“When considering cloud storage as a replacement for on-premise data stores, compare the total cost of storage, including the physical hardware, software, power and management, but also consider any legacy application licenses that may be tied to the on-premise data,” said Bob Spurzem, director of field marketing at Archive360. “Cloud storage serves very well for long-term retention of legacy archive data for very low total cost and online access.”
4. Avoid Migration Back and Forth
A major challenge when considering cloud storage is ensuring that the data that is being migrated to the cloud are the correct workloads, as the costs associated with moving data back and forth from the provider back to a local environment can be significant. Such costs could far outweigh the original justification created to move the data to the cloud.
“Assess the storage that you are looking to migrate to the cloud to ensure it is the correct workload,” said Piyush Mehta, CEO, Data Dynamics. “Profile the data carefully prior to any commitment.”
5. Study SLAs
Some cloud storage is largely consumer oriented with lowest costs being the biggest consideration. While a large quantity of capacity is available, it may take quite some time to retrieve it all. For the enterprise market, the way to avoid poor performance is to pay attention to Service Level Agreements (SLAs).
Dave Robinson, senior director of product marketing at EMC, emphasized that not all cloud storage providers are created equal. “Ask yourself a few basic questions when considering cloud storage, and study SLAs,” said Robinson.
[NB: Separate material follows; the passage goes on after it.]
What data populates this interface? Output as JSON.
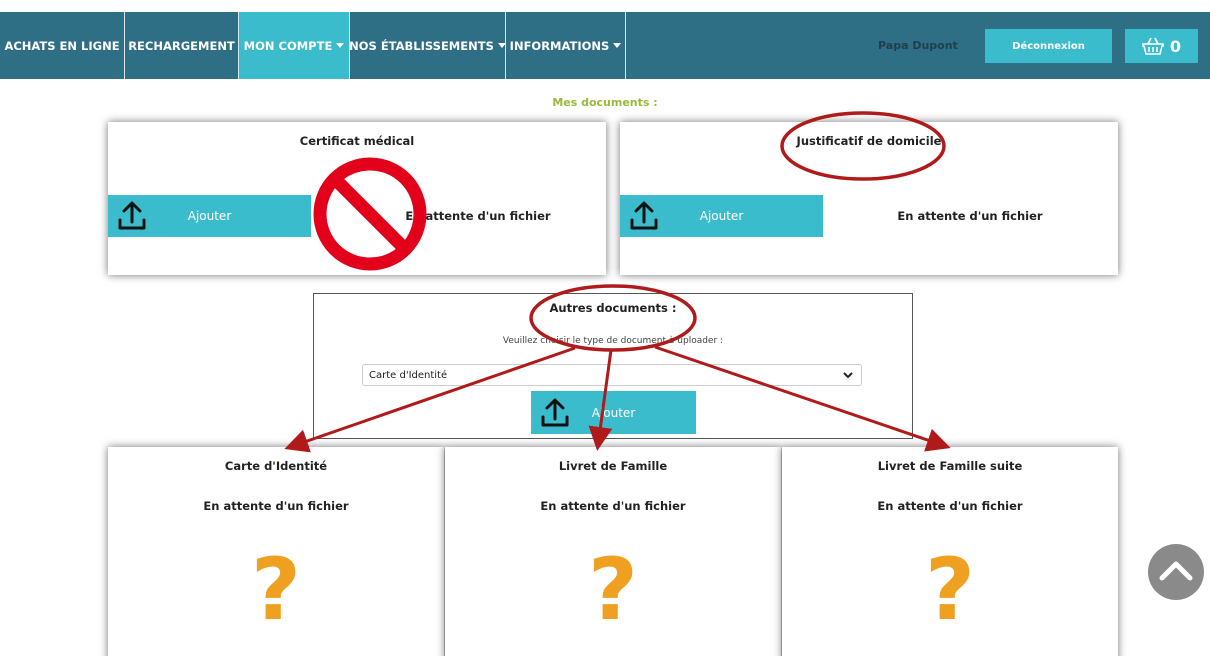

He recommends asking questions such as what SLAs are they advertising, do they offer the ability to migrate data from one platform to another, is there a separate charge for data egress, who do you look to for support, and is the cloud storage platform integrated within your existing IT infrastructure so you can seamlessly extend your primary or protection storage solutions to the cloud?